Character for character, reproduce every entry below.

START Supplied information

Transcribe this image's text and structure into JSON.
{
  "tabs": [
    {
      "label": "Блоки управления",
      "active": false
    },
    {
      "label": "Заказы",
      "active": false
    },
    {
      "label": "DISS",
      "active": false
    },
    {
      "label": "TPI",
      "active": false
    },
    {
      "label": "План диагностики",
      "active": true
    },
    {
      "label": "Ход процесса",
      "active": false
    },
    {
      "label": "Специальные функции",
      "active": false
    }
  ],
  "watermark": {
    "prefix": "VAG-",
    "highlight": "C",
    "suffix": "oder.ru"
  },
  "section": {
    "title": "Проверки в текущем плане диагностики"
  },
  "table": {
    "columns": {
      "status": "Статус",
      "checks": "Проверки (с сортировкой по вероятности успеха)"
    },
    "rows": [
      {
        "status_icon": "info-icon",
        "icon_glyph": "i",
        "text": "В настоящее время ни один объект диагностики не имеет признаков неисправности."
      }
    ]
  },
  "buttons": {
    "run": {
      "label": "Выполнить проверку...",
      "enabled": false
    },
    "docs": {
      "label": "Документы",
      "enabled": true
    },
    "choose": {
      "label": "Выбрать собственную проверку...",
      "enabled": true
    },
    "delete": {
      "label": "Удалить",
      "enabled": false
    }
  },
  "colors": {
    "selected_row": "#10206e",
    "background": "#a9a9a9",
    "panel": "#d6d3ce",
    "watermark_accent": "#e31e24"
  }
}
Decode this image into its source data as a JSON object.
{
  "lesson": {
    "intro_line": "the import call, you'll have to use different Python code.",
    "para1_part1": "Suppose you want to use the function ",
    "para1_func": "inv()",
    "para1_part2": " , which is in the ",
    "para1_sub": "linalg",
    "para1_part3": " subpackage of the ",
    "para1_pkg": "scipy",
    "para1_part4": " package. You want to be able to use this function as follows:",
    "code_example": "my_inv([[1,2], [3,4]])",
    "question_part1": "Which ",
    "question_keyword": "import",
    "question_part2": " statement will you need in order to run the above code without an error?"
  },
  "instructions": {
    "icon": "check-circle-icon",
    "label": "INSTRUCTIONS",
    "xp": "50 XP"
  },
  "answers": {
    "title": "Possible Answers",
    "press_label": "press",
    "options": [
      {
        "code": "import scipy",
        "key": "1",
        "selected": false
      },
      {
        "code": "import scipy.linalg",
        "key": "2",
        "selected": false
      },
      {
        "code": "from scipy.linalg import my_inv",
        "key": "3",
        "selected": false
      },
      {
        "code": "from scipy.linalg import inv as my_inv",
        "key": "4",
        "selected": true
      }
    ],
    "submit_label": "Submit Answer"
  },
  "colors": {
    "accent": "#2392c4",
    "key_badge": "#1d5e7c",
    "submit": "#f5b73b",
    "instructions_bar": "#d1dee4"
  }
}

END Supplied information

**The answer**
Transcribe this image's text and structure into JSON.
{
  "tabs": [
    {
      "label": "Блоки управления",
      "active": false
    },
    {
      "label": "Заказы",
      "active": false
    },
    {
      "label": "DISS",
      "active": false
    },
    {
      "label": "TPI",
      "active": false
    },
    {
      "label": "План диагностики",
      "active": true
    },
    {
      "label": "Ход процесса",
      "active": false
    },
    {
      "label": "Специальные функции",
      "active": false
    }
  ],
  "watermark": {
    "prefix": "VAG-",
    "highlight": "C",
    "suffix": "oder.ru"
  },
  "section": {
    "title": "Проверки в текущем плане диагностики"
  },
  "table": {
    "columns": {
      "status": "Статус",
      "checks": "Проверки (с сортировкой по вероятности успеха)"
    },
    "rows": [
      {
        "status_icon": "info-icon",
        "icon_glyph": "i",
        "text": "В настоящее время ни один объект диагностики не имеет признаков неисправности."
      }
    ]
  },
  "buttons": {
    "run": {
      "label": "Выполнить проверку...",
      "enabled": false
    },
    "docs": {
      "label": "Документы",
      "enabled": true
    },
    "choose": {
      "label": "Выбрать собственную проверку...",
      "enabled": true
    },
    "delete": {
      "label": "Удалить",
      "enabled": false
    }
  },
  "colors": {
    "selected_row": "#10206e",
    "background": "#a9a9a9",
    "panel": "#d6d3ce",
    "watermark_accent": "#e31e24"
  }
}
Decode this image into its source data as a JSON object.
{
  "lesson": {
    "intro_line": "the import call, you'll have to use different Python code.",
    "para1_part1": "Suppose you want to use the function ",
    "para1_func": "inv()",
    "para1_part2": " , which is in the ",
    "para1_sub": "linalg",
    "para1_part3": " subpackage of the ",
    "para1_pkg": "scipy",
    "para1_part4": " package. You want to be able to use this function as follows:",
    "code_example": "my_inv([[1,2], [3,4]])",
    "question_part1": "Which ",
    "question_keyword": "import",
    "question_part2": " statement will you need in order to run the above code without an error?"
  },
  "instructions": {
    "icon": "check-circle-icon",
    "label": "INSTRUCTIONS",
    "xp": "50 XP"
  },
  "answers": {
    "title": "Possible Answers",
    "press_label": "press",
    "options": [
      {
        "code": "import scipy",
        "key": "1",
        "selected": false
      },
      {
        "code": "import scipy.linalg",
        "key": "2",
        "selected": false
      },
      {
        "code": "from scipy.linalg import my_inv",
        "key": "3",
        "selected": false
      },
      {
        "code": "from scipy.linalg import inv as my_inv",
        "key": "4",
        "selected": true
      }
    ],
    "submit_label": "Submit Answer"
  },
  "colors": {
    "accent": "#2392c4",
    "key_badge": "#1d5e7c",
    "submit": "#f5b73b",
    "instructions_bar": "#d1dee4"
  }
}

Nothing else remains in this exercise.